───── EXERCISE MATERIALS ─────

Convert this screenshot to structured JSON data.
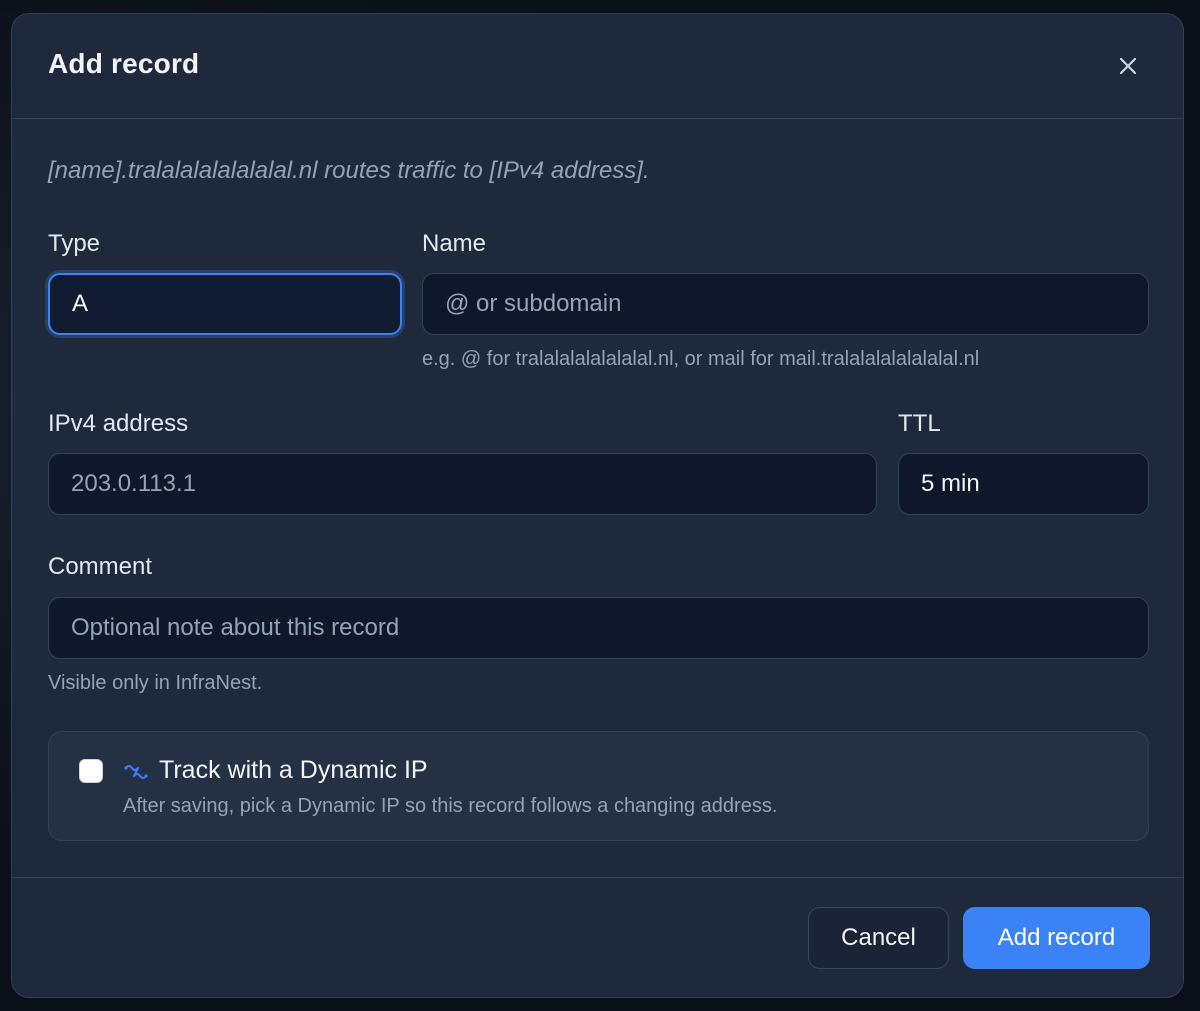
{
  "dialog": {
    "title": "Add record",
    "hint": "[name].tralalalalalalalal.nl routes traffic to [IPv4 address]."
  },
  "fields": {
    "type": {
      "label": "Type",
      "value": "A"
    },
    "name": {
      "label": "Name",
      "value": "",
      "placeholder": "@ or subdomain",
      "help": "e.g. @ for tralalalalalalalal.nl, or mail for mail.tralalalalalalalal.nl"
    },
    "ipv4": {
      "label": "IPv4 address",
      "value": "",
      "placeholder": "203.0.113.1"
    },
    "ttl": {
      "label": "TTL",
      "value": "5 min"
    },
    "comment": {
      "label": "Comment",
      "value": "",
      "placeholder": "Optional note about this record",
      "help": "Visible only in InfraNest."
    }
  },
  "dynamic_ip": {
    "checked": false,
    "title": "Track with a Dynamic IP",
    "description": "After saving, pick a Dynamic IP so this record follows a changing address.",
    "icon": "dynamic-ip-icon"
  },
  "footer": {
    "cancel_label": "Cancel",
    "submit_label": "Add record"
  },
  "colors": {
    "accent": "#3b82f6",
    "surface": "#1e293b",
    "input_bg": "#0f172a"
  }
}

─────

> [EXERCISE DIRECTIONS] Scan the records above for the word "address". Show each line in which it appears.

> [TASK SOLUTION]
    "hint": "[name].tralalalalalalalal.nl routes traffic to [IPv4 address]."
      "label": "IPv4 address",
    "description": "After saving, pick a Dynamic IP so this record follows a changing address.",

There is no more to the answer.